“I know a lot of women would relate to this as it’s absolutely driving us out of the workplace because not only do you feel like the rules are too rigid but at the same time there’s this underlying mentality that that’s how society has deemed it to be appropriate.”
While progress may seem slower than many would like, Lin believes change is happening with more senior leaders talking about the benefits of gender balance openly.
“I’ve seen an increasing number of organisations in the APAC region with a stronger focus to embrace diversity and creating comfortable workspaces,” she said.
Lin said more companies embrace diversity in hiring, in thought and in approaches.
“More women are aware of the need to initiate the changes and put much effort into facilitating the process and this is an encouraging sign worth celebrating,” she said.
But she said we should still consider way to ensure more women are promoted to management positions at lower and middle management.
“We should also look at how we improve the first promotion to manager for women, as men still outnumber women significantly at that level,” she said.
Duncan also believes corporate Australia is heading in the right direction with a focus on getting more women on boards, in leadership positions and fostering a growing pipeline.
“So that’s women going into the right university degrees, women going into the right entry level jobs, and looking ahead with the right career planning,” she said.
“I think it’s critical to focus on why women are over 50 per cent of university graduates but that figure is not replicated at a senior level in the workforce.”
Duncan would also like to see other career opportunities open to women.
“Also having more women in roles that are ‘on the tools’, so having apprenticeships and other career pathways open for them,” she said.
“I do think corporate Australia is focusing on the right things but we just have to get a lot more energy behind things and a lot more progress still needs to be made.”
But as Webster points out the value of good mentorship must not be underestimated and said leadership diversity could be improved through more female mentors.
“Mentoring in the workplace can prove invaluable in helping an employee progress their career – I had one,” she said.
“The benefits of junior business women having a mentor to help break the barriers they face are well documented.”

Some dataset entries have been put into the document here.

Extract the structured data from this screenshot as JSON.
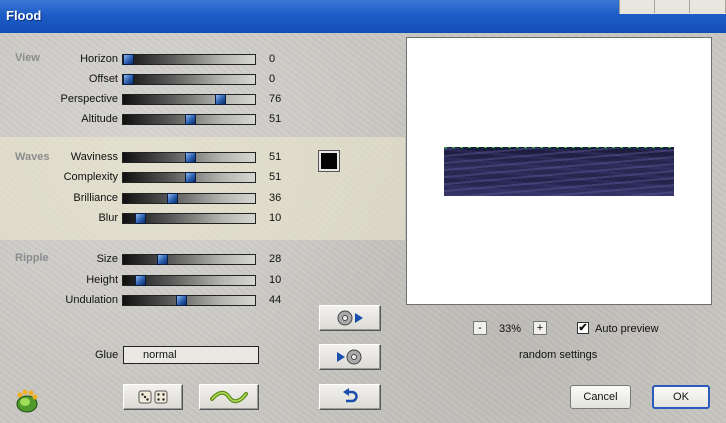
{
  "window": {
    "title": "Flood"
  },
  "sections": {
    "view": "View",
    "waves": "Waves",
    "ripple": "Ripple"
  },
  "sliders": [
    {
      "label": "Horizon",
      "value": "0",
      "fraction": 0.0
    },
    {
      "label": "Offset",
      "value": "0",
      "fraction": 0.0
    },
    {
      "label": "Perspective",
      "value": "76",
      "fraction": 0.76
    },
    {
      "label": "Altitude",
      "value": "51",
      "fraction": 0.51
    },
    {
      "label": "Waviness",
      "value": "51",
      "fraction": 0.51
    },
    {
      "label": "Complexity",
      "value": "51",
      "fraction": 0.51
    },
    {
      "label": "Brilliance",
      "value": "36",
      "fraction": 0.36
    },
    {
      "label": "Blur",
      "value": "10",
      "fraction": 0.1
    },
    {
      "label": "Size",
      "value": "28",
      "fraction": 0.28
    },
    {
      "label": "Height",
      "value": "10",
      "fraction": 0.1
    },
    {
      "label": "Undulation",
      "value": "44",
      "fraction": 0.44
    }
  ],
  "glue": {
    "label": "Glue",
    "value": "normal"
  },
  "preview": {
    "zoom_minus": "-",
    "zoom_value": "33%",
    "zoom_plus": "+",
    "auto_preview_label": "Auto preview",
    "auto_preview_checked": "✔",
    "random_settings_label": "random settings"
  },
  "buttons": {
    "cancel": "Cancel",
    "ok": "OK"
  },
  "icons": {
    "logo": "flood-logo-icon",
    "dice": "dice-icon",
    "wave": "wave-icon",
    "play_forward": "play-forward-icon",
    "play_back": "play-back-icon",
    "undo": "undo-arrow-icon"
  },
  "colors": {
    "title_bar": "#1d5cc7",
    "swatch": "#050505",
    "waves_band": "#ece9ce"
  }
}
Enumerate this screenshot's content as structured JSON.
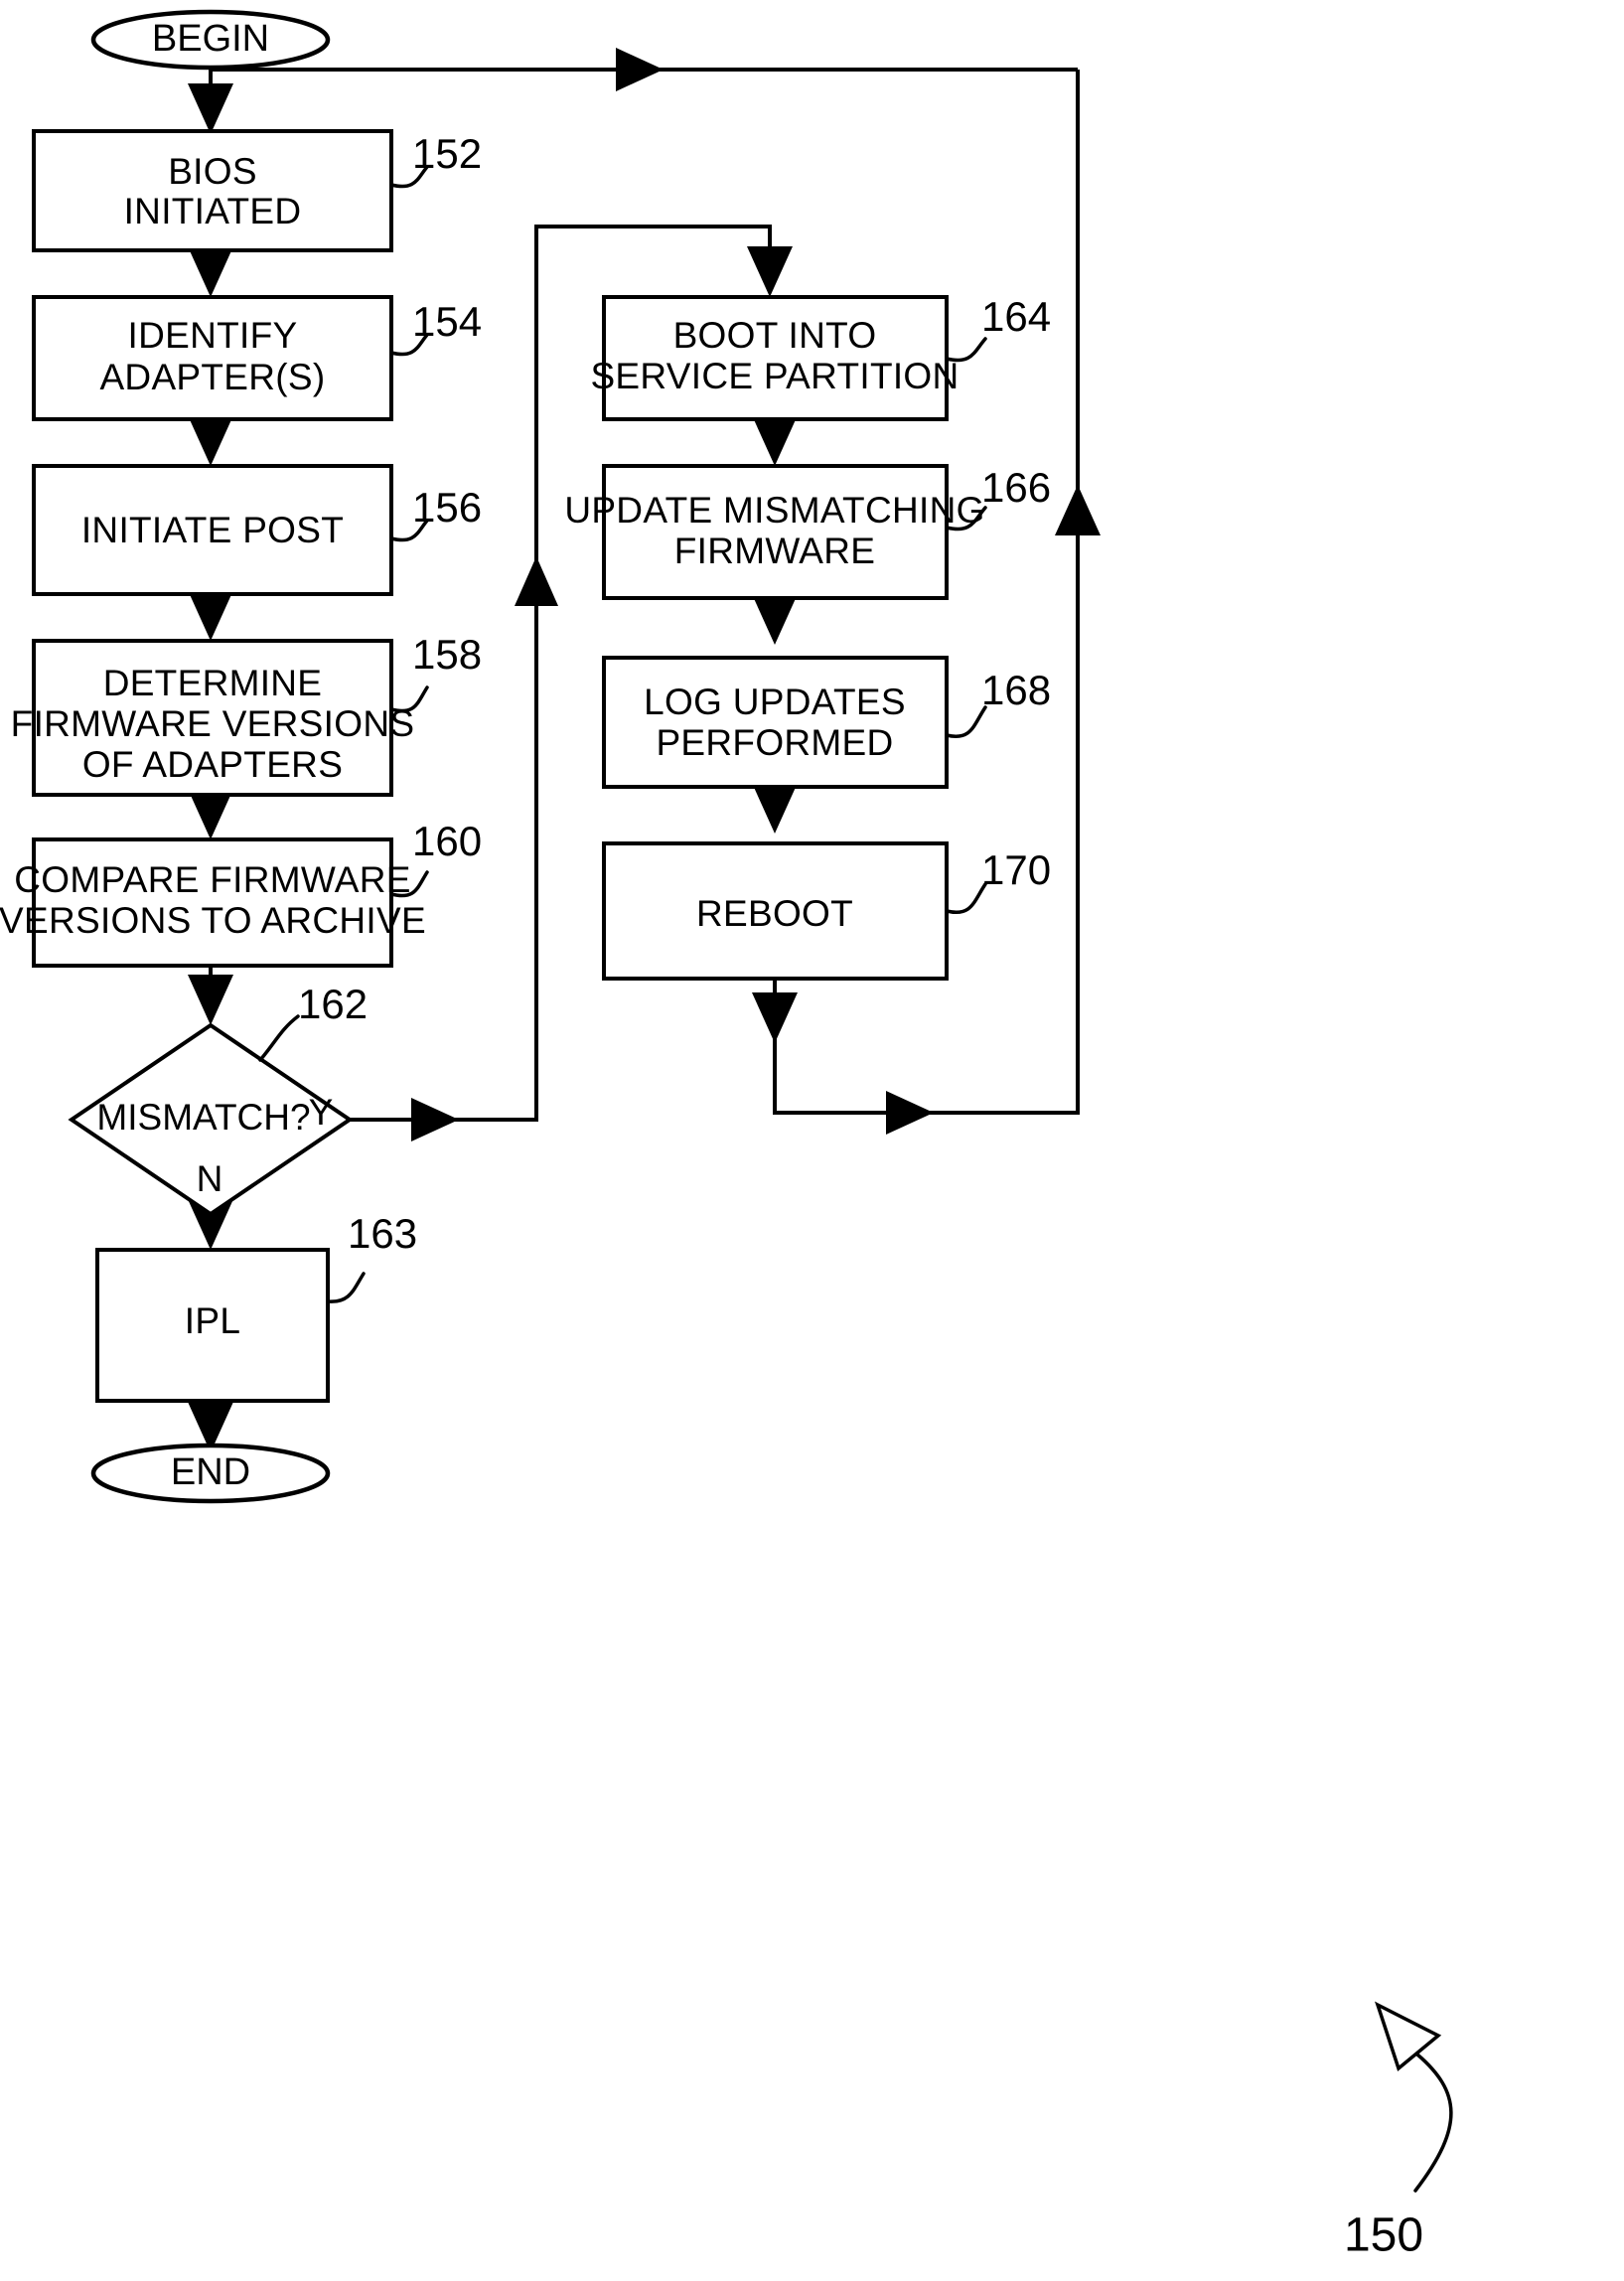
{
  "figure": {
    "number": "150",
    "type": "flowchart"
  },
  "terminators": {
    "begin": "BEGIN",
    "end": "END"
  },
  "left_column": [
    {
      "id": "152",
      "lines": [
        "BIOS",
        "INITIATED"
      ],
      "ref": "152"
    },
    {
      "id": "154",
      "lines": [
        "IDENTIFY",
        "ADAPTER(S)"
      ],
      "ref": "154"
    },
    {
      "id": "156",
      "lines": [
        "INITIATE POST"
      ],
      "ref": "156"
    },
    {
      "id": "158",
      "lines": [
        "DETERMINE",
        "FIRMWARE VERSIONS",
        "OF ADAPTERS"
      ],
      "ref": "158"
    },
    {
      "id": "160",
      "lines": [
        "COMPARE FIRMWARE",
        "VERSIONS TO ARCHIVE"
      ],
      "ref": "160"
    },
    {
      "id": "163",
      "lines": [
        "IPL"
      ],
      "ref": "163"
    }
  ],
  "decision": {
    "ref": "162",
    "question": "MISMATCH?",
    "yes_label": "Y",
    "no_label": "N"
  },
  "right_column": [
    {
      "id": "164",
      "lines": [
        "BOOT INTO",
        "SERVICE PARTITION"
      ],
      "ref": "164"
    },
    {
      "id": "166",
      "lines": [
        "UPDATE MISMATCHING",
        "FIRMWARE"
      ],
      "ref": "166"
    },
    {
      "id": "168",
      "lines": [
        "LOG UPDATES",
        "PERFORMED"
      ],
      "ref": "168"
    },
    {
      "id": "170",
      "lines": [
        "REBOOT"
      ],
      "ref": "170"
    }
  ],
  "chart_data": {
    "type": "diagram",
    "title": "Firmware update boot flow",
    "nodes": [
      {
        "ref": "",
        "label": "BEGIN",
        "shape": "terminator"
      },
      {
        "ref": "152",
        "label": "BIOS INITIATED",
        "shape": "process"
      },
      {
        "ref": "154",
        "label": "IDENTIFY ADAPTER(S)",
        "shape": "process"
      },
      {
        "ref": "156",
        "label": "INITIATE POST",
        "shape": "process"
      },
      {
        "ref": "158",
        "label": "DETERMINE FIRMWARE VERSIONS OF ADAPTERS",
        "shape": "process"
      },
      {
        "ref": "160",
        "label": "COMPARE FIRMWARE VERSIONS TO ARCHIVE",
        "shape": "process"
      },
      {
        "ref": "162",
        "label": "MISMATCH?",
        "shape": "decision"
      },
      {
        "ref": "163",
        "label": "IPL",
        "shape": "process"
      },
      {
        "ref": "",
        "label": "END",
        "shape": "terminator"
      },
      {
        "ref": "164",
        "label": "BOOT INTO SERVICE PARTITION",
        "shape": "process"
      },
      {
        "ref": "166",
        "label": "UPDATE MISMATCHING FIRMWARE",
        "shape": "process"
      },
      {
        "ref": "168",
        "label": "LOG UPDATES PERFORMED",
        "shape": "process"
      },
      {
        "ref": "170",
        "label": "REBOOT",
        "shape": "process"
      }
    ],
    "edges": [
      {
        "from": "BEGIN",
        "to": "152",
        "label": ""
      },
      {
        "from": "152",
        "to": "154",
        "label": ""
      },
      {
        "from": "154",
        "to": "156",
        "label": ""
      },
      {
        "from": "156",
        "to": "158",
        "label": ""
      },
      {
        "from": "158",
        "to": "160",
        "label": ""
      },
      {
        "from": "160",
        "to": "162",
        "label": ""
      },
      {
        "from": "162",
        "to": "164",
        "label": "Y"
      },
      {
        "from": "162",
        "to": "163",
        "label": "N"
      },
      {
        "from": "163",
        "to": "END",
        "label": ""
      },
      {
        "from": "164",
        "to": "166",
        "label": ""
      },
      {
        "from": "166",
        "to": "168",
        "label": ""
      },
      {
        "from": "168",
        "to": "170",
        "label": ""
      },
      {
        "from": "170",
        "to": "BEGIN",
        "label": ""
      }
    ]
  }
}
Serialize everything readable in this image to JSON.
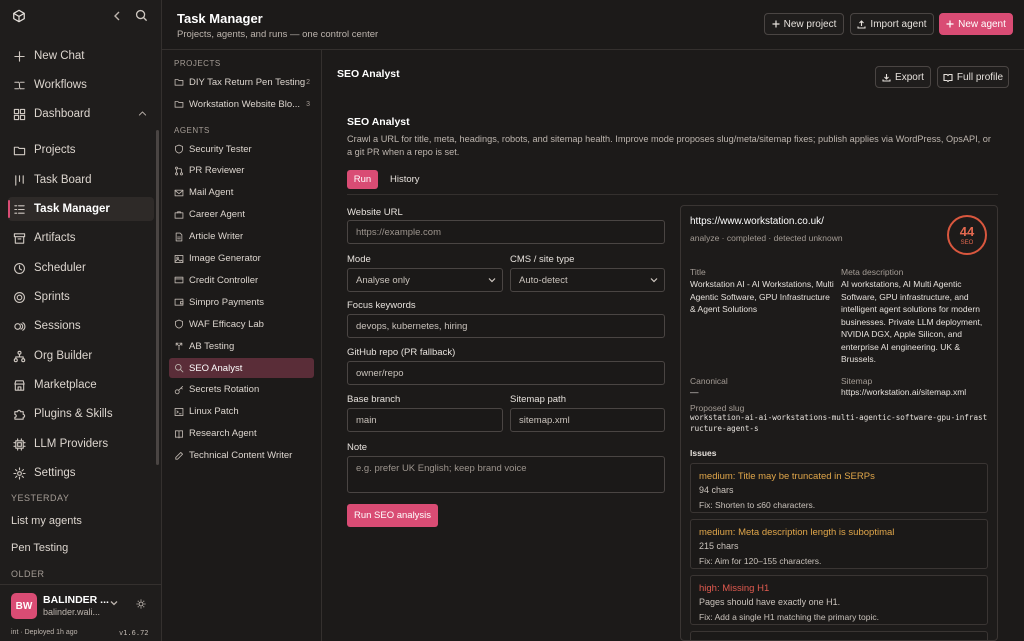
{
  "sidebar": {
    "nav": [
      {
        "label": "New Chat",
        "icon": "plus-icon"
      },
      {
        "label": "Workflows",
        "icon": "workflow-icon"
      },
      {
        "label": "Dashboard",
        "icon": "dashboard-icon"
      },
      {
        "label": "Projects",
        "icon": "folder-icon"
      },
      {
        "label": "Task Board",
        "icon": "board-icon"
      },
      {
        "label": "Task Manager",
        "icon": "list-icon"
      },
      {
        "label": "Artifacts",
        "icon": "archive-icon"
      },
      {
        "label": "Scheduler",
        "icon": "clock-icon"
      },
      {
        "label": "Sprints",
        "icon": "target-icon"
      },
      {
        "label": "Sessions",
        "icon": "sessions-icon"
      },
      {
        "label": "Org Builder",
        "icon": "org-icon"
      },
      {
        "label": "Marketplace",
        "icon": "store-icon"
      },
      {
        "label": "Plugins & Skills",
        "icon": "puzzle-icon"
      },
      {
        "label": "LLM Providers",
        "icon": "cpu-icon"
      },
      {
        "label": "Settings",
        "icon": "gear-icon"
      }
    ],
    "yesterday_label": "YESTERDAY",
    "yesterday_items": [
      "List my agents",
      "Pen Testing"
    ],
    "older_label": "OLDER",
    "user": {
      "initials": "BW",
      "name": "BALINDER ...",
      "email": "balinder.wali...",
      "footer_left": "int · Deployed 1h ago",
      "version": "v1.6.72"
    }
  },
  "header": {
    "title": "Task Manager",
    "subtitle": "Projects, agents, and runs — one control center",
    "new_project": "New project",
    "import_agent": "Import agent",
    "new_agent": "New agent"
  },
  "midlist": {
    "projects_label": "PROJECTS",
    "projects": [
      {
        "label": "DIY Tax Return Pen Testing",
        "count": "2"
      },
      {
        "label": "Workstation Website Blo...",
        "count": "3"
      }
    ],
    "agents_label": "AGENTS",
    "agents": [
      {
        "label": "Security Tester",
        "icon": "shield-icon"
      },
      {
        "label": "PR Reviewer",
        "icon": "git-pull-request-icon"
      },
      {
        "label": "Mail Agent",
        "icon": "mail-icon"
      },
      {
        "label": "Career Agent",
        "icon": "briefcase-icon"
      },
      {
        "label": "Article Writer",
        "icon": "document-icon"
      },
      {
        "label": "Image Generator",
        "icon": "image-icon"
      },
      {
        "label": "Credit Controller",
        "icon": "credit-card-icon"
      },
      {
        "label": "Simpro Payments",
        "icon": "wallet-icon"
      },
      {
        "label": "WAF Efficacy Lab",
        "icon": "shield-icon"
      },
      {
        "label": "AB Testing",
        "icon": "split-icon"
      },
      {
        "label": "SEO Analyst",
        "icon": "search-icon"
      },
      {
        "label": "Secrets Rotation",
        "icon": "key-icon"
      },
      {
        "label": "Linux Patch",
        "icon": "terminal-icon"
      },
      {
        "label": "Research Agent",
        "icon": "book-icon"
      },
      {
        "label": "Technical Content Writer",
        "icon": "pen-icon"
      }
    ]
  },
  "main": {
    "heading": "SEO Analyst",
    "export": "Export",
    "full_profile": "Full profile",
    "agent_title": "SEO Analyst",
    "agent_desc": "Crawl a URL for title, meta, headings, robots, and sitemap health. Improve mode proposes slug/meta/sitemap fixes; publish applies via WordPress, OpsAPI, or a git PR when a repo is set.",
    "tab_run": "Run",
    "tab_history": "History",
    "form": {
      "url_label": "Website URL",
      "url_placeholder": "https://example.com",
      "mode_label": "Mode",
      "mode_value": "Analyse only",
      "cms_label": "CMS / site type",
      "cms_value": "Auto-detect",
      "keywords_label": "Focus keywords",
      "keywords_value": "devops, kubernetes, hiring",
      "repo_label": "GitHub repo (PR fallback)",
      "repo_value": "owner/repo",
      "branch_label": "Base branch",
      "branch_value": "main",
      "sitemap_label": "Sitemap path",
      "sitemap_value": "sitemap.xml",
      "note_label": "Note",
      "note_placeholder": "e.g. prefer UK English; keep brand voice",
      "run_button": "Run SEO analysis"
    },
    "result": {
      "url": "https://www.workstation.co.uk/",
      "status": "analyze · completed · detected unknown",
      "score": "44",
      "score_label": "SEO",
      "title_label": "Title",
      "title_value": "Workstation AI - AI Workstations, Multi Agentic Software, GPU Infrastructure & Agent Solutions",
      "meta_label": "Meta description",
      "meta_value": "AI workstations, AI Multi Agentic Software, GPU infrastructure, and intelligent agent solutions for modern businesses. Private LLM deployment, NVIDIA DGX, Apple Silicon, and enterprise AI engineering. UK & Brussels.",
      "canonical_label": "Canonical",
      "canonical_value": "—",
      "sitemap_label": "Sitemap",
      "sitemap_value": "https://workstation.ai/sitemap.xml",
      "slug_label": "Proposed slug",
      "slug_value": "workstation-ai-ai-workstations-multi-agentic-software-gpu-infrastructure-agent-s",
      "issues_label": "Issues",
      "issues": [
        {
          "title": "medium: Title may be truncated in SERPs",
          "count": "94 chars",
          "fix": "Fix: Shorten to ≤60 characters.",
          "color": "#e0a64a"
        },
        {
          "title": "medium: Meta description length is suboptimal",
          "count": "215 chars",
          "fix": "Fix: Aim for 120–155 characters.",
          "color": "#e0a64a"
        },
        {
          "title": "high: Missing H1",
          "count": "Pages should have exactly one H1.",
          "fix": "Fix: Add a single H1 matching the primary topic.",
          "color": "#e05a4f"
        }
      ]
    }
  },
  "colors": {
    "accent": "#d94c74",
    "medium": "#e0a64a",
    "high": "#e05a4f"
  }
}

So, as we celebrate International Women’s Day 2022 let’s continue to “break the bias”, embrace diversity and work towards getting more women on boards and leadership positions in Australia’s small and mid-cap companies.